It can be easy to inadvertently attempt to condition to sub-threshold stimuli if the child's hearing levels are unknown. Selecting an appropriate conditioning level can be guided by the case history and any other test results including previous hearing levels if available.
If conditioning is not working, trying vibrotactile stimulation can help to establish whether the patient can be conditioned to this type of task using a non-auditory stimulus. This can indicate that they possibly couldn't hear the auditory stimulus, or they are simply not ready for this type of task.
Using insert earphones or headphones offers the option of going louder than is safe in the sound field. But caution should be used to avoid presenting at uncomfortably loud levels.
Always make sure you confirm that conditioning has been achieved by checking for those two independent head‑turn responses before progressing with testing.

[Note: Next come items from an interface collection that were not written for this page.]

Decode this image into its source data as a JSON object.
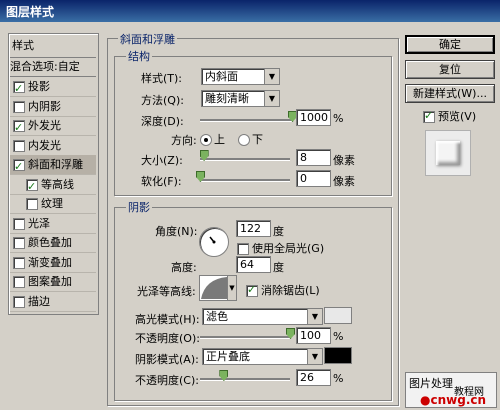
{
  "window": {
    "title": "图层样式"
  },
  "sidebar": {
    "header": "样式",
    "blend_options": "混合选项:自定",
    "items": [
      {
        "label": "投影",
        "checked": true,
        "selected": false,
        "sub": false
      },
      {
        "label": "内阴影",
        "checked": false,
        "selected": false,
        "sub": false
      },
      {
        "label": "外发光",
        "checked": true,
        "selected": false,
        "sub": false
      },
      {
        "label": "内发光",
        "checked": false,
        "selected": false,
        "sub": false
      },
      {
        "label": "斜面和浮雕",
        "checked": true,
        "selected": true,
        "sub": false
      },
      {
        "label": "等高线",
        "checked": true,
        "selected": false,
        "sub": true
      },
      {
        "label": "纹理",
        "checked": false,
        "selected": false,
        "sub": true
      },
      {
        "label": "光泽",
        "checked": false,
        "selected": false,
        "sub": false
      },
      {
        "label": "颜色叠加",
        "checked": false,
        "selected": false,
        "sub": false
      },
      {
        "label": "渐变叠加",
        "checked": false,
        "selected": false,
        "sub": false
      },
      {
        "label": "图案叠加",
        "checked": false,
        "selected": false,
        "sub": false
      },
      {
        "label": "描边",
        "checked": false,
        "selected": false,
        "sub": false
      }
    ]
  },
  "bevel": {
    "section_title": "斜面和浮雕",
    "structure_title": "结构",
    "style_label": "样式(T):",
    "style_value": "内斜面",
    "technique_label": "方法(Q):",
    "technique_value": "雕刻清晰",
    "depth_label": "深度(D):",
    "depth_value": "1000",
    "depth_unit": "%",
    "depth_level": 1.0,
    "direction_label": "方向:",
    "direction_up": "上",
    "direction_down": "下",
    "direction_selected": "up",
    "size_label": "大小(Z):",
    "size_value": "8",
    "size_unit": "像素",
    "size_level": 0.04,
    "soften_label": "软化(F):",
    "soften_value": "0",
    "soften_unit": "像素",
    "soften_level": 0.0
  },
  "shading": {
    "title": "阴影",
    "angle_label": "角度(N):",
    "angle_value": "122",
    "angle_unit": "度",
    "global_light_label": "使用全局光(G)",
    "global_light_checked": false,
    "altitude_label": "高度:",
    "altitude_value": "64",
    "altitude_unit": "度",
    "gloss_label": "光泽等高线:",
    "antialias_label": "消除锯齿(L)",
    "antialias_checked": true,
    "highlight_mode_label": "高光模式(H):",
    "highlight_mode_value": "滤色",
    "highlight_color": "#e8e8e8",
    "highlight_opacity_label": "不透明度(O):",
    "highlight_opacity_value": "100",
    "highlight_opacity_unit": "%",
    "highlight_opacity_level": 1.0,
    "shadow_mode_label": "阴影模式(A):",
    "shadow_mode_value": "正片叠底",
    "shadow_color": "#000000",
    "shadow_opacity_label": "不透明度(C):",
    "shadow_opacity_value": "26",
    "shadow_opacity_unit": "%",
    "shadow_opacity_level": 0.26
  },
  "buttons": {
    "ok": "确定",
    "reset": "复位",
    "new_style": "新建样式(W)...",
    "preview_label": "预览(V)",
    "preview_checked": true
  },
  "watermark": {
    "line1": "图片处理",
    "line2": "教程网",
    "url": "cnwg.cn"
  }
}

Accepting a movement other than a clear head turn or accepting a checking response is one of the most problematic errors made in VRA testing. It is important to focus on that clearly defined head‑turn response and for the testers to be confident in what that head‑turn response looks like for an individual child. Being able to differentiate between that and a checking response, which is often much faster and briefer, is crucial.
Using ‘no‑sound’ trials throughout testing can help to identify checking responses.
Reading the child and the testing scenario allows for the optimum timing of stimulus presentation.
It is also important to avoid introducing tester response bias. If the tester believes or wishes that the child's hearing is normal, then this can lead to a lack of objective interpretation. We should never assume normal hearing or be trying to prove normal hearing. Our role is to assess and record results whatever they may be.
The second tester must be aware of how they play and interact with the child. Phasing their attention to a slow or a complete stop at the same time as the stimulus presentation occurs risks cueing the child and recording a false positive response.
Maintaining appropriate engagement throughout testing is essential.
The second tester must ignore the stimulus presentation and keep up their play. The head‑turn response of an engaged child is a reliable response.
Cues can also be provided by the parents. So they should be instructed appropriately and both testers should remain alert to any potential cues.
It is understandable to want to obtain as many results as possible in a given session. However, testing one or two frequencies reliably is worth much more than rushing through four or more frequencies with questionable reliability. It is always worth investing time in correct, effective conditioning at the start of the session rather than hurrying down to quieter levels.
VRA does require patience and if stimuli are presented rhythmically, then the child's responses can also become rhythmic. Varying stimulus presentation timing and using a healthy number of ‘no‑sound’ trials will add to the reliability of the test.
Once again, we should never assume normal hearing or be hoping to record normal hearing.
VRA is a complex test to perform well, and it is vital that both testers are aware of potential pitfalls and how to avoid these. Clinician experience is valuable, and care should be taken to support inexperienced staff to develop their VRA skills.
‘No‑sound’ trials are one of the best tools to help improve the reliability of the test and certainty of the results. Once again, it is so important not to assume or hope for normal hearing results.